Extract the whole listing as it stands. Do not include the pictures.

┌─ Provided material

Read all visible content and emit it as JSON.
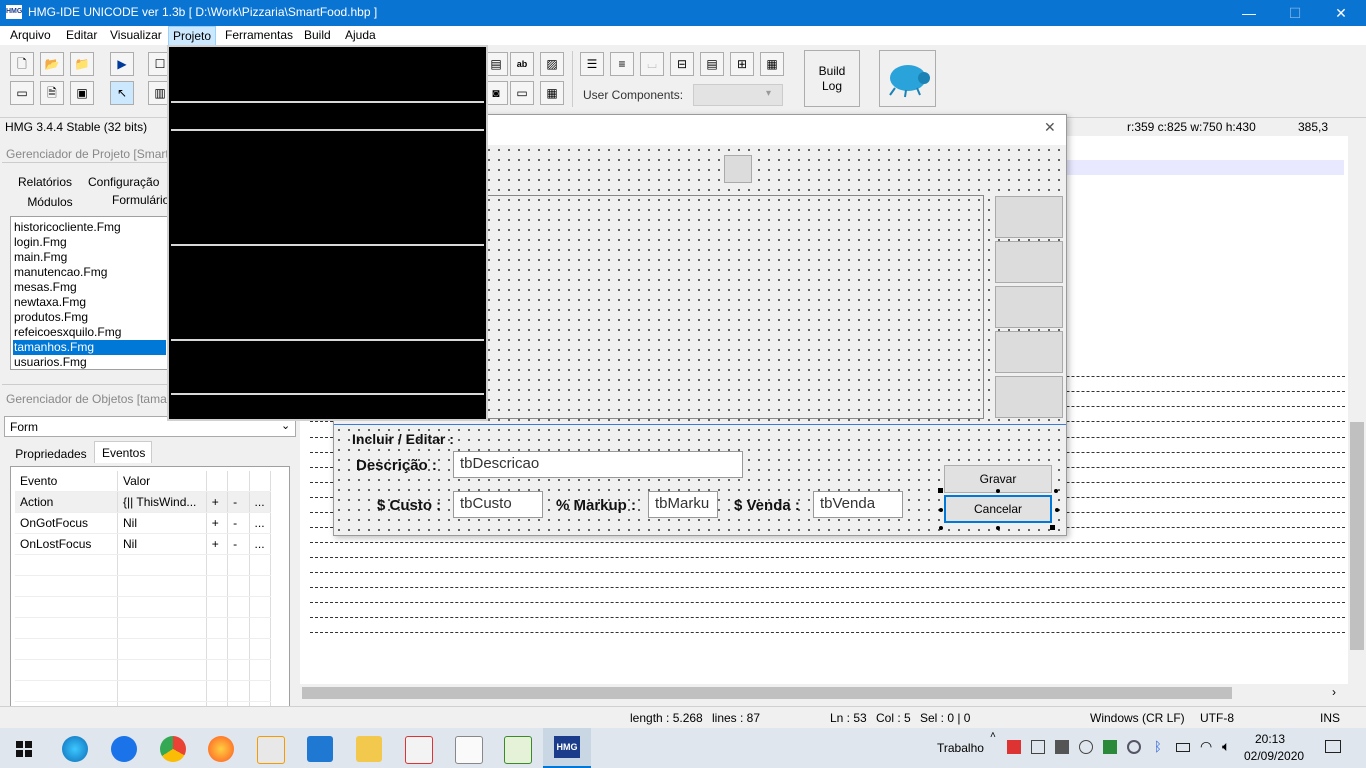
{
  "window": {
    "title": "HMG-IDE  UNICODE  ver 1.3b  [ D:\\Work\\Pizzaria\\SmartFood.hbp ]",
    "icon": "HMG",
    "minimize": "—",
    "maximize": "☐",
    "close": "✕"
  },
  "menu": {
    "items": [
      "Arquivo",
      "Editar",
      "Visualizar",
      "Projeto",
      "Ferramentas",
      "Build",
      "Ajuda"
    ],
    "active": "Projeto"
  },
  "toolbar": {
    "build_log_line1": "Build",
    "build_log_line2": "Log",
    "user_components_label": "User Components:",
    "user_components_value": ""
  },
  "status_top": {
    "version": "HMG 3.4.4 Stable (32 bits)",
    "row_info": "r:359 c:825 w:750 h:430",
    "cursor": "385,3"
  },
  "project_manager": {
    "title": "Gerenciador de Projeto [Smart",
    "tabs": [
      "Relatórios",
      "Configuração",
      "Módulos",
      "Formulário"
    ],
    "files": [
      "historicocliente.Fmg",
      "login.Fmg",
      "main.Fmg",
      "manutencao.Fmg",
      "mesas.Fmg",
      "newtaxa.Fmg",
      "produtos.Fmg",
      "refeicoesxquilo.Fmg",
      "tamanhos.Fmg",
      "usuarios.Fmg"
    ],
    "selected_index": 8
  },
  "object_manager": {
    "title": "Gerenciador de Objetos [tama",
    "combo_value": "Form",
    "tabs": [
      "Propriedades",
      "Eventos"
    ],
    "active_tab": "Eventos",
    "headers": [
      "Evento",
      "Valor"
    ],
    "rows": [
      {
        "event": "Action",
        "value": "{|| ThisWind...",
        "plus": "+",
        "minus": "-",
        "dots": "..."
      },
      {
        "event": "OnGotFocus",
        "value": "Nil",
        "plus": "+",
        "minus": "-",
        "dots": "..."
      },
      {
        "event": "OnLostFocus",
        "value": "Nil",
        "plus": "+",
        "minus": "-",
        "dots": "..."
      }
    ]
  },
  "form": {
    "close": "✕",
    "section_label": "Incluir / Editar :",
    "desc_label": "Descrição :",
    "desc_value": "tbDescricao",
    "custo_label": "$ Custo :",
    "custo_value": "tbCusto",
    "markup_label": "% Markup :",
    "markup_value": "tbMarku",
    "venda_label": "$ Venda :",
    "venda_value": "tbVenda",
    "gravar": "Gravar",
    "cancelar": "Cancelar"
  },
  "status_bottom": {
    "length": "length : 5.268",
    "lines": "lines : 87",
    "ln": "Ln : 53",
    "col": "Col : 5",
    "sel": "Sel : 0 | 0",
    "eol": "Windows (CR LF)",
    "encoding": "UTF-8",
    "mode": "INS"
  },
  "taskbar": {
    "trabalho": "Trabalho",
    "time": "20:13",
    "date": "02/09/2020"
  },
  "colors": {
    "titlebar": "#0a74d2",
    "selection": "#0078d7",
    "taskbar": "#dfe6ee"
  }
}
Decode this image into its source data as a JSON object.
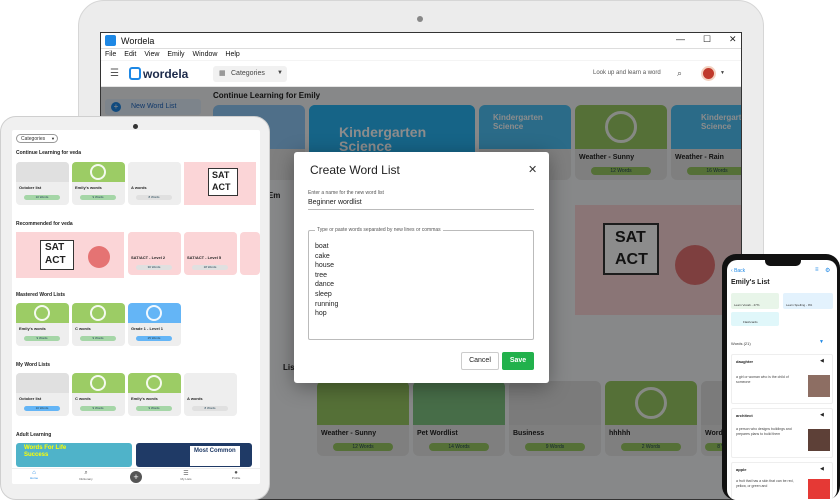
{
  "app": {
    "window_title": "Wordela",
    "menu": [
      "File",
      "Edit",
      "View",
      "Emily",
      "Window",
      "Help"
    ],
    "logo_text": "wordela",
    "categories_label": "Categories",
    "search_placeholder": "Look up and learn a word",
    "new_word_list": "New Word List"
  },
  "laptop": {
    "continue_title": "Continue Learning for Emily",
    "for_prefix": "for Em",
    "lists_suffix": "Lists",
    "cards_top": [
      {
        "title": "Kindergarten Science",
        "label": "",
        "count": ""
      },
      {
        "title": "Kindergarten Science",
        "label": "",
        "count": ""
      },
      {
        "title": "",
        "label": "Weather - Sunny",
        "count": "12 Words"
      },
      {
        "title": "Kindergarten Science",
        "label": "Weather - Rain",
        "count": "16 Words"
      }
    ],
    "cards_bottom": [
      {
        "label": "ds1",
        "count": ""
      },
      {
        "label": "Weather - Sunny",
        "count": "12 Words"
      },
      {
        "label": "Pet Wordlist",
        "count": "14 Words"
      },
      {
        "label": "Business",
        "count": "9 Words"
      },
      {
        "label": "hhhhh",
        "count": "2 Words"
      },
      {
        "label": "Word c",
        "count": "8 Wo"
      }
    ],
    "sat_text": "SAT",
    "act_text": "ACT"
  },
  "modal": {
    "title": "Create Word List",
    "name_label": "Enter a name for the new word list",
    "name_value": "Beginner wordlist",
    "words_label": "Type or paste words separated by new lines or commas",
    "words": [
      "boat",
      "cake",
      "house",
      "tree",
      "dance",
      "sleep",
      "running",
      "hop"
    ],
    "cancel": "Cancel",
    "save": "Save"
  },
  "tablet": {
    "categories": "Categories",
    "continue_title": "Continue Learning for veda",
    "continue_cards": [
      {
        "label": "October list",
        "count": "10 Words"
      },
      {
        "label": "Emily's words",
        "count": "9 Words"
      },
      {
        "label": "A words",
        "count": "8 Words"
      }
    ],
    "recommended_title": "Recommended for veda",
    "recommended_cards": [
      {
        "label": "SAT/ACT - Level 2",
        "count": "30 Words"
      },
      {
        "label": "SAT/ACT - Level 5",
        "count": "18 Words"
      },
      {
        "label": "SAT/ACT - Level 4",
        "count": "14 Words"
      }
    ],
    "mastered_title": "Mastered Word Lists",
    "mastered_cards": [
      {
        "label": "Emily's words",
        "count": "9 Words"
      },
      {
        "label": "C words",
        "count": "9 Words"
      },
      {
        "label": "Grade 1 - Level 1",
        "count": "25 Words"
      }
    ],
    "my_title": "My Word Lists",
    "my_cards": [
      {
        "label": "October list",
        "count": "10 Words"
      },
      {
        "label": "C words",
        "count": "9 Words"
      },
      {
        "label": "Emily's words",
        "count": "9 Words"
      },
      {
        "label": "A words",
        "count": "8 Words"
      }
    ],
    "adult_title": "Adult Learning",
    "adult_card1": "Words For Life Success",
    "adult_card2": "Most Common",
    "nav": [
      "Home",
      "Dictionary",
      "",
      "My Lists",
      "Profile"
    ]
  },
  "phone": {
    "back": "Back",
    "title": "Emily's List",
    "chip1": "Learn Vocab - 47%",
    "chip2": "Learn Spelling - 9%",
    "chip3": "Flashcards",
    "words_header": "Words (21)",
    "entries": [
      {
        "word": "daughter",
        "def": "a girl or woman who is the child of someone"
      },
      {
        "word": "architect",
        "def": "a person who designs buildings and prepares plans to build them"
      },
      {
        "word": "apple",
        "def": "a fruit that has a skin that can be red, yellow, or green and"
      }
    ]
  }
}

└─

§ **Solution to the problem**:
Read all visible content and emit it as JSON.
{
  "window": {
    "title": "HMG-IDE  UNICODE  ver 1.3b  [ D:\\Work\\Pizzaria\\SmartFood.hbp ]",
    "icon": "HMG",
    "minimize": "—",
    "maximize": "☐",
    "close": "✕"
  },
  "menu": {
    "items": [
      "Arquivo",
      "Editar",
      "Visualizar",
      "Projeto",
      "Ferramentas",
      "Build",
      "Ajuda"
    ],
    "active": "Projeto"
  },
  "toolbar": {
    "build_log_line1": "Build",
    "build_log_line2": "Log",
    "user_components_label": "User Components:",
    "user_components_value": ""
  },
  "status_top": {
    "version": "HMG 3.4.4 Stable (32 bits)",
    "row_info": "r:359 c:825 w:750 h:430",
    "cursor": "385,3"
  },
  "project_manager": {
    "title": "Gerenciador de Projeto [Smart",
    "tabs": [
      "Relatórios",
      "Configuração",
      "Módulos",
      "Formulário"
    ],
    "files": [
      "historicocliente.Fmg",
      "login.Fmg",
      "main.Fmg",
      "manutencao.Fmg",
      "mesas.Fmg",
      "newtaxa.Fmg",
      "produtos.Fmg",
      "refeicoesxquilo.Fmg",
      "tamanhos.Fmg",
      "usuarios.Fmg"
    ],
    "selected_index": 8
  },
  "object_manager": {
    "title": "Gerenciador de Objetos [tama",
    "combo_value": "Form",
    "tabs": [
      "Propriedades",
      "Eventos"
    ],
    "active_tab": "Eventos",
    "headers": [
      "Evento",
      "Valor"
    ],
    "rows": [
      {
        "event": "Action",
        "value": "{|| ThisWind...",
        "plus": "+",
        "minus": "-",
        "dots": "..."
      },
      {
        "event": "OnGotFocus",
        "value": "Nil",
        "plus": "+",
        "minus": "-",
        "dots": "..."
      },
      {
        "event": "OnLostFocus",
        "value": "Nil",
        "plus": "+",
        "minus": "-",
        "dots": "..."
      }
    ]
  },
  "form": {
    "close": "✕",
    "section_label": "Incluir / Editar :",
    "desc_label": "Descrição :",
    "desc_value": "tbDescricao",
    "custo_label": "$ Custo :",
    "custo_value": "tbCusto",
    "markup_label": "% Markup :",
    "markup_value": "tbMarku",
    "venda_label": "$ Venda :",
    "venda_value": "tbVenda",
    "gravar": "Gravar",
    "cancelar": "Cancelar"
  },
  "status_bottom": {
    "length": "length : 5.268",
    "lines": "lines : 87",
    "ln": "Ln : 53",
    "col": "Col : 5",
    "sel": "Sel : 0 | 0",
    "eol": "Windows (CR LF)",
    "encoding": "UTF-8",
    "mode": "INS"
  },
  "taskbar": {
    "trabalho": "Trabalho",
    "time": "20:13",
    "date": "02/09/2020"
  },
  "colors": {
    "titlebar": "#0a74d2",
    "selection": "#0078d7",
    "taskbar": "#dfe6ee"
  }
}
Decode this image into its source data as a JSON object.
{
  "app": {
    "window_title": "Wordela",
    "menu": [
      "File",
      "Edit",
      "View",
      "Emily",
      "Window",
      "Help"
    ],
    "logo_text": "wordela",
    "categories_label": "Categories",
    "search_placeholder": "Look up and learn a word",
    "new_word_list": "New Word List"
  },
  "laptop": {
    "continue_title": "Continue Learning for Emily",
    "for_prefix": "for Em",
    "lists_suffix": "Lists",
    "cards_top": [
      {
        "title": "Kindergarten Science",
        "label": "",
        "count": ""
      },
      {
        "title": "Kindergarten Science",
        "label": "",
        "count": ""
      },
      {
        "title": "",
        "label": "Weather - Sunny",
        "count": "12 Words"
      },
      {
        "title": "Kindergarten Science",
        "label": "Weather - Rain",
        "count": "16 Words"
      }
    ],
    "cards_bottom": [
      {
        "label": "ds1",
        "count": ""
      },
      {
        "label": "Weather - Sunny",
        "count": "12 Words"
      },
      {
        "label": "Pet Wordlist",
        "count": "14 Words"
      },
      {
        "label": "Business",
        "count": "9 Words"
      },
      {
        "label": "hhhhh",
        "count": "2 Words"
      },
      {
        "label": "Word c",
        "count": "8 Wo"
      }
    ],
    "sat_text": "SAT",
    "act_text": "ACT"
  },
  "modal": {
    "title": "Create Word List",
    "name_label": "Enter a name for the new word list",
    "name_value": "Beginner wordlist",
    "words_label": "Type or paste words separated by new lines or commas",
    "words": [
      "boat",
      "cake",
      "house",
      "tree",
      "dance",
      "sleep",
      "running",
      "hop"
    ],
    "cancel": "Cancel",
    "save": "Save"
  },
  "tablet": {
    "categories": "Categories",
    "continue_title": "Continue Learning for veda",
    "continue_cards": [
      {
        "label": "October list",
        "count": "10 Words"
      },
      {
        "label": "Emily's words",
        "count": "9 Words"
      },
      {
        "label": "A words",
        "count": "8 Words"
      }
    ],
    "recommended_title": "Recommended for veda",
    "recommended_cards": [
      {
        "label": "SAT/ACT - Level 2",
        "count": "30 Words"
      },
      {
        "label": "SAT/ACT - Level 5",
        "count": "18 Words"
      },
      {
        "label": "SAT/ACT - Level 4",
        "count": "14 Words"
      }
    ],
    "mastered_title": "Mastered Word Lists",
    "mastered_cards": [
      {
        "label": "Emily's words",
        "count": "9 Words"
      },
      {
        "label": "C words",
        "count": "9 Words"
      },
      {
        "label": "Grade 1 - Level 1",
        "count": "25 Words"
      }
    ],
    "my_title": "My Word Lists",
    "my_cards": [
      {
        "label": "October list",
        "count": "10 Words"
      },
      {
        "label": "C words",
        "count": "9 Words"
      },
      {
        "label": "Emily's words",
        "count": "9 Words"
      },
      {
        "label": "A words",
        "count": "8 Words"
      }
    ],
    "adult_title": "Adult Learning",
    "adult_card1": "Words For Life Success",
    "adult_card2": "Most Common",
    "nav": [
      "Home",
      "Dictionary",
      "",
      "My Lists",
      "Profile"
    ]
  },
  "phone": {
    "back": "Back",
    "title": "Emily's List",
    "chip1": "Learn Vocab - 47%",
    "chip2": "Learn Spelling - 9%",
    "chip3": "Flashcards",
    "words_header": "Words (21)",
    "entries": [
      {
        "word": "daughter",
        "def": "a girl or woman who is the child of someone"
      },
      {
        "word": "architect",
        "def": "a person who designs buildings and prepares plans to build them"
      },
      {
        "word": "apple",
        "def": "a fruit that has a skin that can be red, yellow, or green and"
      }
    ]
  }
}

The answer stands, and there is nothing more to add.